WHAT IS NEEDED: Every record below needs to be printed again exactly.

DATA EXTRACTS:
Content starts
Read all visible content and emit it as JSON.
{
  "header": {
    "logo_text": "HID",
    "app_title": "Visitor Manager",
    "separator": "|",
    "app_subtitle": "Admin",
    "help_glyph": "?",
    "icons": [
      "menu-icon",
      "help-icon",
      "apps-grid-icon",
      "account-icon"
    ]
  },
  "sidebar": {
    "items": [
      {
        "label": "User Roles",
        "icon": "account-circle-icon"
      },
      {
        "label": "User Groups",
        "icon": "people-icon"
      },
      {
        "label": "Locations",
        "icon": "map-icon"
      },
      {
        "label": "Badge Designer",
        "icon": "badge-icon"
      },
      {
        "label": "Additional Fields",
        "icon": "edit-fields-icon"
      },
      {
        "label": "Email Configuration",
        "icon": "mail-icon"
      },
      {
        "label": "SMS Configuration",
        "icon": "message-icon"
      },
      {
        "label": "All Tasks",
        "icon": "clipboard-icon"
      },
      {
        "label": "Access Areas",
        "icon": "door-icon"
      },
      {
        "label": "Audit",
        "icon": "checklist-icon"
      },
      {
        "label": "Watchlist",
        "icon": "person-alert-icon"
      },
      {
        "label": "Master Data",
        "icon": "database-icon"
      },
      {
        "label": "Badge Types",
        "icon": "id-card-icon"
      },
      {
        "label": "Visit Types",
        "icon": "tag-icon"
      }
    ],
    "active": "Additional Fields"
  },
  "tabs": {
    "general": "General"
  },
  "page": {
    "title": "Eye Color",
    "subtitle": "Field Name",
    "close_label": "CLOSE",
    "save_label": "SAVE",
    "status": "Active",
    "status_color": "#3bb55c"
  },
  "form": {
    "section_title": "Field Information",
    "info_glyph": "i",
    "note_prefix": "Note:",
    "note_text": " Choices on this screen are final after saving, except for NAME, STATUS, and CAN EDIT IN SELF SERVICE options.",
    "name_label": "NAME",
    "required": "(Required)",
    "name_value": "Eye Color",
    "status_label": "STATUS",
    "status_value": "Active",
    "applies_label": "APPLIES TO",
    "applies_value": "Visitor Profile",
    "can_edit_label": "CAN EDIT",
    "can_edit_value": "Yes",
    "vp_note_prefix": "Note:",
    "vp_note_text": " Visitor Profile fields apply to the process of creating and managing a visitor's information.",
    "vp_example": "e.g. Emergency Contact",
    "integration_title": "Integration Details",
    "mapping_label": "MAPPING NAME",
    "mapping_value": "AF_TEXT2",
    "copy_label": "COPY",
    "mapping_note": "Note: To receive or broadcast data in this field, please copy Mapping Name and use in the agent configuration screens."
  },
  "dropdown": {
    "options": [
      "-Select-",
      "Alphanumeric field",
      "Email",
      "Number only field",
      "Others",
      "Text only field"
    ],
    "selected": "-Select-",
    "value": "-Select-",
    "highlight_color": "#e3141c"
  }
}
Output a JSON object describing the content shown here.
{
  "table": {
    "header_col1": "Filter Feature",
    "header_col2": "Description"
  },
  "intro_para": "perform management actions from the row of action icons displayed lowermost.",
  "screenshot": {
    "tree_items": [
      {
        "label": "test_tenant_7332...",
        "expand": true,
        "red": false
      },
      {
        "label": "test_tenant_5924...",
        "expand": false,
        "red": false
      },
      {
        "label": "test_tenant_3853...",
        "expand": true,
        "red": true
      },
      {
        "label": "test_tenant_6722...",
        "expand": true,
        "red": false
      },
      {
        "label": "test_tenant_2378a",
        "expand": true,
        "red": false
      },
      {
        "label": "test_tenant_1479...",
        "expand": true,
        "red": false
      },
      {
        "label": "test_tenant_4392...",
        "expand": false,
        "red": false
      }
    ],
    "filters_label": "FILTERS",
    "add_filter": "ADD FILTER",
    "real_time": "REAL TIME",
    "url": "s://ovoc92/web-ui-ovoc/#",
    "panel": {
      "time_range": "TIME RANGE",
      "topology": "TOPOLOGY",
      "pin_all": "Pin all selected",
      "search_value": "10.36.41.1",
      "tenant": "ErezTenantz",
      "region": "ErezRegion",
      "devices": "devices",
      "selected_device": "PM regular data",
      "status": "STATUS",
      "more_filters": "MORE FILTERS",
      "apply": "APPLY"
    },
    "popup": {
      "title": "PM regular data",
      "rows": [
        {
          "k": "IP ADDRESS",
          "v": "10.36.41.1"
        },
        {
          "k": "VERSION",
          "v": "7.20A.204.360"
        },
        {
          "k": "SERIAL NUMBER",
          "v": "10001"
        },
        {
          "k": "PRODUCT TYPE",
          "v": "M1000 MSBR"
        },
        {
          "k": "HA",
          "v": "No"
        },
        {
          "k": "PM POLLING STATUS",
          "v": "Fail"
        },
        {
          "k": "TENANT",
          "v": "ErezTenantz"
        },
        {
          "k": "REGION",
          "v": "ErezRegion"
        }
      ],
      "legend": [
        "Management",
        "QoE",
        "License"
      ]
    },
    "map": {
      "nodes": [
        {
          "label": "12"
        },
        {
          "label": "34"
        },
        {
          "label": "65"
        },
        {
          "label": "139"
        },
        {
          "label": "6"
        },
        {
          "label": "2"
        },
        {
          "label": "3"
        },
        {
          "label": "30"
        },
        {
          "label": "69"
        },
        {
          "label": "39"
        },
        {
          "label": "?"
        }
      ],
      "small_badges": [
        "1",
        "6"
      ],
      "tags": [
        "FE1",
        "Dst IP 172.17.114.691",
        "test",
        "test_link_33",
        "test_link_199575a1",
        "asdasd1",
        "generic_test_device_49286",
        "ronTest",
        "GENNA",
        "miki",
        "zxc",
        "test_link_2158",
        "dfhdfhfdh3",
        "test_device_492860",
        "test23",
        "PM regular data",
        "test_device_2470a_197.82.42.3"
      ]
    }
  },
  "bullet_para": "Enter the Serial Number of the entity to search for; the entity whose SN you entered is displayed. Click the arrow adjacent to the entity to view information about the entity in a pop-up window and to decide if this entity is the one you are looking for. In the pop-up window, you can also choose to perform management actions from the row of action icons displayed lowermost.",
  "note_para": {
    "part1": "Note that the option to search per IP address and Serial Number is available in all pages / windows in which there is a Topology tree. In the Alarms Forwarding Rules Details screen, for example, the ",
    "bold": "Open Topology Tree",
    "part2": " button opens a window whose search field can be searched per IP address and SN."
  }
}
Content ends
ANSWER TO THIS TASK:
Read all visible content and emit it as JSON.
{
  "header": {
    "logo_text": "HID",
    "app_title": "Visitor Manager",
    "separator": "|",
    "app_subtitle": "Admin",
    "help_glyph": "?",
    "icons": [
      "menu-icon",
      "help-icon",
      "apps-grid-icon",
      "account-icon"
    ]
  },
  "sidebar": {
    "items": [
      {
        "label": "User Roles",
        "icon": "account-circle-icon"
      },
      {
        "label": "User Groups",
        "icon": "people-icon"
      },
      {
        "label": "Locations",
        "icon": "map-icon"
      },
      {
        "label": "Badge Designer",
        "icon": "badge-icon"
      },
      {
        "label": "Additional Fields",
        "icon": "edit-fields-icon"
      },
      {
        "label": "Email Configuration",
        "icon": "mail-icon"
      },
      {
        "label": "SMS Configuration",
        "icon": "message-icon"
      },
      {
        "label": "All Tasks",
        "icon": "clipboard-icon"
      },
      {
        "label": "Access Areas",
        "icon": "door-icon"
      },
      {
        "label": "Audit",
        "icon": "checklist-icon"
      },
      {
        "label": "Watchlist",
        "icon": "person-alert-icon"
      },
      {
        "label": "Master Data",
        "icon": "database-icon"
      },
      {
        "label": "Badge Types",
        "icon": "id-card-icon"
      },
      {
        "label": "Visit Types",
        "icon": "tag-icon"
      }
    ],
    "active": "Additional Fields"
  },
  "tabs": {
    "general": "General"
  },
  "page": {
    "title": "Eye Color",
    "subtitle": "Field Name",
    "close_label": "CLOSE",
    "save_label": "SAVE",
    "status": "Active",
    "status_color": "#3bb55c"
  },
  "form": {
    "section_title": "Field Information",
    "info_glyph": "i",
    "note_prefix": "Note:",
    "note_text": " Choices on this screen are final after saving, except for NAME, STATUS, and CAN EDIT IN SELF SERVICE options.",
    "name_label": "NAME",
    "required": "(Required)",
    "name_value": "Eye Color",
    "status_label": "STATUS",
    "status_value": "Active",
    "applies_label": "APPLIES TO",
    "applies_value": "Visitor Profile",
    "can_edit_label": "CAN EDIT",
    "can_edit_value": "Yes",
    "vp_note_prefix": "Note:",
    "vp_note_text": " Visitor Profile fields apply to the process of creating and managing a visitor's information.",
    "vp_example": "e.g. Emergency Contact",
    "integration_title": "Integration Details",
    "mapping_label": "MAPPING NAME",
    "mapping_value": "AF_TEXT2",
    "copy_label": "COPY",
    "mapping_note": "Note: To receive or broadcast data in this field, please copy Mapping Name and use in the agent configuration screens."
  },
  "dropdown": {
    "options": [
      "-Select-",
      "Alphanumeric field",
      "Email",
      "Number only field",
      "Others",
      "Text only field"
    ],
    "selected": "-Select-",
    "value": "-Select-",
    "highlight_color": "#e3141c"
  }
}
Output a JSON object describing the content shown here.
{
  "table": {
    "header_col1": "Filter Feature",
    "header_col2": "Description"
  },
  "intro_para": "perform management actions from the row of action icons displayed lowermost.",
  "screenshot": {
    "tree_items": [
      {
        "label": "test_tenant_7332...",
        "expand": true,
        "red": false
      },
      {
        "label": "test_tenant_5924...",
        "expand": false,
        "red": false
      },
      {
        "label": "test_tenant_3853...",
        "expand": true,
        "red": true
      },
      {
        "label": "test_tenant_6722...",
        "expand": true,
        "red": false
      },
      {
        "label": "test_tenant_2378a",
        "expand": true,
        "red": false
      },
      {
        "label": "test_tenant_1479...",
        "expand": true,
        "red": false
      },
      {
        "label": "test_tenant_4392...",
        "expand": false,
        "red": false
      }
    ],
    "filters_label": "FILTERS",
    "add_filter": "ADD FILTER",
    "real_time": "REAL TIME",
    "url": "s://ovoc92/web-ui-ovoc/#",
    "panel": {
      "time_range": "TIME RANGE",
      "topology": "TOPOLOGY",
      "pin_all": "Pin all selected",
      "search_value": "10.36.41.1",
      "tenant": "ErezTenantz",
      "region": "ErezRegion",
      "devices": "devices",
      "selected_device": "PM regular data",
      "status": "STATUS",
      "more_filters": "MORE FILTERS",
      "apply": "APPLY"
    },
    "popup": {
      "title": "PM regular data",
      "rows": [
        {
          "k": "IP ADDRESS",
          "v": "10.36.41.1"
        },
        {
          "k": "VERSION",
          "v": "7.20A.204.360"
        },
        {
          "k": "SERIAL NUMBER",
          "v": "10001"
        },
        {
          "k": "PRODUCT TYPE",
          "v": "M1000 MSBR"
        },
        {
          "k": "HA",
          "v": "No"
        },
        {
          "k": "PM POLLING STATUS",
          "v": "Fail"
        },
        {
          "k": "TENANT",
          "v": "ErezTenantz"
        },
        {
          "k": "REGION",
          "v": "ErezRegion"
        }
      ],
      "legend": [
        "Management",
        "QoE",
        "License"
      ]
    },
    "map": {
      "nodes": [
        {
          "label": "12"
        },
        {
          "label": "34"
        },
        {
          "label": "65"
        },
        {
          "label": "139"
        },
        {
          "label": "6"
        },
        {
          "label": "2"
        },
        {
          "label": "3"
        },
        {
          "label": "30"
        },
        {
          "label": "69"
        },
        {
          "label": "39"
        },
        {
          "label": "?"
        }
      ],
      "small_badges": [
        "1",
        "6"
      ],
      "tags": [
        "FE1",
        "Dst IP 172.17.114.691",
        "test",
        "test_link_33",
        "test_link_199575a1",
        "asdasd1",
        "generic_test_device_49286",
        "ronTest",
        "GENNA",
        "miki",
        "zxc",
        "test_link_2158",
        "dfhdfhfdh3",
        "test_device_492860",
        "test23",
        "PM regular data",
        "test_device_2470a_197.82.42.3"
      ]
    }
  },
  "bullet_para": "Enter the Serial Number of the entity to search for; the entity whose SN you entered is displayed. Click the arrow adjacent to the entity to view information about the entity in a pop-up window and to decide if this entity is the one you are looking for. In the pop-up window, you can also choose to perform management actions from the row of action icons displayed lowermost.",
  "note_para": {
    "part1": "Note that the option to search per IP address and Serial Number is available in all pages / windows in which there is a Topology tree. In the Alarms Forwarding Rules Details screen, for example, the ",
    "bold": "Open Topology Tree",
    "part2": " button opens a window whose search field can be searched per IP address and SN."
  }
}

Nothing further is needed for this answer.